Ted Cruz Slams Boot on Table While Questioning FBI Director U.S. Sen. Ted Cruz (R-TX) (L) speaks as Mike Lee (R-UT) (R) listens during a hearing before Senate Judiciary Committee at Hart Senate Office Building on Capitol Hill August 4, 2022 in Washington, DC. (Alex Wong/Getty)
By Charlie McCarthy | Thursday, 04 August 2022 02:43 PM EDT
Sen. Ted Cruz, R-Texas, slammed his cowboy boot on the table Thursday while questioning FBI Director Christopher Wray.
Wray was appearing before the Senate Judiciary Committee on a session focused on FBI oversight.
Soon after beginning his allotted time, Cruz cited a leaked FBI document on domestic terrorist symbols indicative of "militia violent extremism."
Included in the document was the Gonzales Battle Flag, from one of the first battles of the Texas Revolution in 1835 between Texas and Mexico. Also known as the "Come and Take It" flag, the Gonzales flag features a cannon with a star above and the aforementioned wording.
"I was particularly struck is the Gonzales Battle Flag – Come and take it – as indicative of being a violent extremist militia," Cruz said during his questioning of Wray.
"Well, I will self report right now [slams boot] that every day in the Senate, I wear my boots that have the Gonzales battle flag on the back of them.
"Director Ray, what are y'all doing? This makes no sense. Do you agree with this FBI guidance?
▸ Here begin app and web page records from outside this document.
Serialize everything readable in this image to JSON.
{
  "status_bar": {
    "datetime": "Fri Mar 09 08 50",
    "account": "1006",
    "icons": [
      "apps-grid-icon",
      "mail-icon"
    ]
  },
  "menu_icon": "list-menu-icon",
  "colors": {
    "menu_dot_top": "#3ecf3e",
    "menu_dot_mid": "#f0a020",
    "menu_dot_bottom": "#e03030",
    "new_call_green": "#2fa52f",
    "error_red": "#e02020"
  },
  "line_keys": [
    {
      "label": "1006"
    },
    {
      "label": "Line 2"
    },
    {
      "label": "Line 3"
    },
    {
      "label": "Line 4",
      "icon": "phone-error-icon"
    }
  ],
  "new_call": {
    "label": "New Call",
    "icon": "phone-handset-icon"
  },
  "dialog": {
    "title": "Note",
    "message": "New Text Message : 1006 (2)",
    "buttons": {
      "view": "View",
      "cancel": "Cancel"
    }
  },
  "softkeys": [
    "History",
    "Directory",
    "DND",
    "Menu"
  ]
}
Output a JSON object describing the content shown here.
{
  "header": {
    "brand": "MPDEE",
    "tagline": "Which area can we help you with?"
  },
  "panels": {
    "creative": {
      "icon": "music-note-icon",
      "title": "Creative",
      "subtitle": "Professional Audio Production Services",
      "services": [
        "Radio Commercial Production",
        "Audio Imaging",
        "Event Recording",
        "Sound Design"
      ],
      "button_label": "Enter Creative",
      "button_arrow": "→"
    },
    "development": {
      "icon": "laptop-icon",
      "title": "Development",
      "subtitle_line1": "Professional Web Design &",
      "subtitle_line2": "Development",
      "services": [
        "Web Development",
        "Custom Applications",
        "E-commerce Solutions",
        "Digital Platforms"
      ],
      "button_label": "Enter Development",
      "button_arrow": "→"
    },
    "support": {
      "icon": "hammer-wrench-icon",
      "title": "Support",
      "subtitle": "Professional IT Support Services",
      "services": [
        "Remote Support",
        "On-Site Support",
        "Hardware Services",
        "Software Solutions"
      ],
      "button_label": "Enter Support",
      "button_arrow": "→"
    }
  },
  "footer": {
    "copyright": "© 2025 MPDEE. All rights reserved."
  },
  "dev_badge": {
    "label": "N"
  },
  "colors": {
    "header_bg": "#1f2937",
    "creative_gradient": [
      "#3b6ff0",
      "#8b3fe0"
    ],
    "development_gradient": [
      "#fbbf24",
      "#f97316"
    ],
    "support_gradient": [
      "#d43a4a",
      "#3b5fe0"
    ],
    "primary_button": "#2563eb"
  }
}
That the Betsy Ross flag, and the Gadsden flag [from the American Revolution] and the Gonzales Battle Flag or signs of militia violent extremism."
Wray responded that he was "not familiar" with the oversized copy of the alleged leaked document behind the senator, and was "not in the practice of trying to comment on documents that I haven't recognized."
"But I will tell you that when we put out intelligence products, including ones that reference symbols, which we do across a wide variety of contexts, we usually make great pains … take great pains to put caveats and warnings in the document that make clear that a symbol alone is not considered evidence of violent extremism," Wray said.
Cruz told Ray that groups such as Antifa and Black Lives Matter were not included on the list, and "there’s a pattern of this."
The senator began his time by telling Wray that he was "deeply concerned that the FBI and the Department of Justice have become thoroughly politicized."
"I think this is a problem that began during the Obama administration," Cruz said, "I think it metastasized with career officials during the Trump administration, and I think it continues and is even worse today under the Biden administration.
"I don’t believe you, personally, reflect that politicization but I think you’ve been unwilling to root it out."